# [What you have to do]
Find every line in the listing below that includes the word "heading", then give only how many there are.

# [Supplied records]
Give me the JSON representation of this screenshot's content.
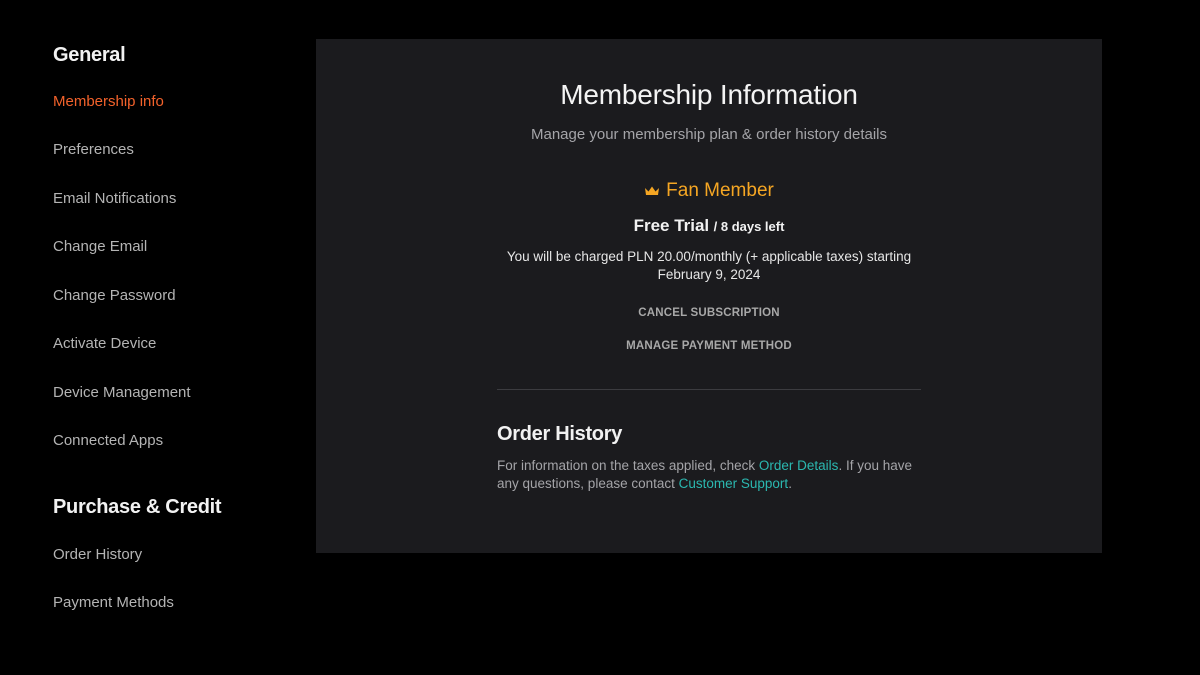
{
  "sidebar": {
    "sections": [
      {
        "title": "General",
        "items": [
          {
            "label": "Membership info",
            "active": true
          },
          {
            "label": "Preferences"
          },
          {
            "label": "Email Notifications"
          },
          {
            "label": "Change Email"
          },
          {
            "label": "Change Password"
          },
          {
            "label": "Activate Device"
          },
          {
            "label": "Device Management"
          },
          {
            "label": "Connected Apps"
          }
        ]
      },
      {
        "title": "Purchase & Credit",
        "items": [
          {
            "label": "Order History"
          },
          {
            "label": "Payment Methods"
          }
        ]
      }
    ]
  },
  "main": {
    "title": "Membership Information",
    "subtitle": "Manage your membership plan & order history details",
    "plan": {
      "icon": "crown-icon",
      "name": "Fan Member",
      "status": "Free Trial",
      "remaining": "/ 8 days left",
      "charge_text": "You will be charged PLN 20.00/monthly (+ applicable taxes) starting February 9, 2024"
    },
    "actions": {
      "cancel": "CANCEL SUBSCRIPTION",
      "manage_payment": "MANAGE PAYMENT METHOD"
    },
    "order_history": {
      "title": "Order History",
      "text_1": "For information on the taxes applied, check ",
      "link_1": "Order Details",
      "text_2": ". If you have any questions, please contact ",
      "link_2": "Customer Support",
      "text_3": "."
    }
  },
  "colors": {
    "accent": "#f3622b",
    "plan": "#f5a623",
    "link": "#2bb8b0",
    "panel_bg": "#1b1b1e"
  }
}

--

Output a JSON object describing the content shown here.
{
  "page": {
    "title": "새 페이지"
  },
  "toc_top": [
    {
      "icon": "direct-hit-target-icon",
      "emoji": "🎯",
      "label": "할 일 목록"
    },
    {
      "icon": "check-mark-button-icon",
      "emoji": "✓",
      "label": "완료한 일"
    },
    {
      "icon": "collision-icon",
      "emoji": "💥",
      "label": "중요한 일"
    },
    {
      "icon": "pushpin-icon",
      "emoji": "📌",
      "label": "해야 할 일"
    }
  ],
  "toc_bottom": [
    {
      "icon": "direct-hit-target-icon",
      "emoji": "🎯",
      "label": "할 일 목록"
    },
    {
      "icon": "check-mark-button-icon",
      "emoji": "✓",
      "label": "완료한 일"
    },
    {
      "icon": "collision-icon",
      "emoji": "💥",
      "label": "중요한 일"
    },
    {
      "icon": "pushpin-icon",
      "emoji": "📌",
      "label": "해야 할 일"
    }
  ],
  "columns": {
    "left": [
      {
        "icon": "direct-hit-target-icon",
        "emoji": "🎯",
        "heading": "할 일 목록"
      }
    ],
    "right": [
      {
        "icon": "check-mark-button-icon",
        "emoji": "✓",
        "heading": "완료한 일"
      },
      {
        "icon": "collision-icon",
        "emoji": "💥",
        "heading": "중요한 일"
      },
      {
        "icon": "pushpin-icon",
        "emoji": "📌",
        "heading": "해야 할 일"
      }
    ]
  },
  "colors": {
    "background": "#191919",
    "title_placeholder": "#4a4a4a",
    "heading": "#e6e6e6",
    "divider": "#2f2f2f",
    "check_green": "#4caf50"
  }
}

# [Output for this task]
5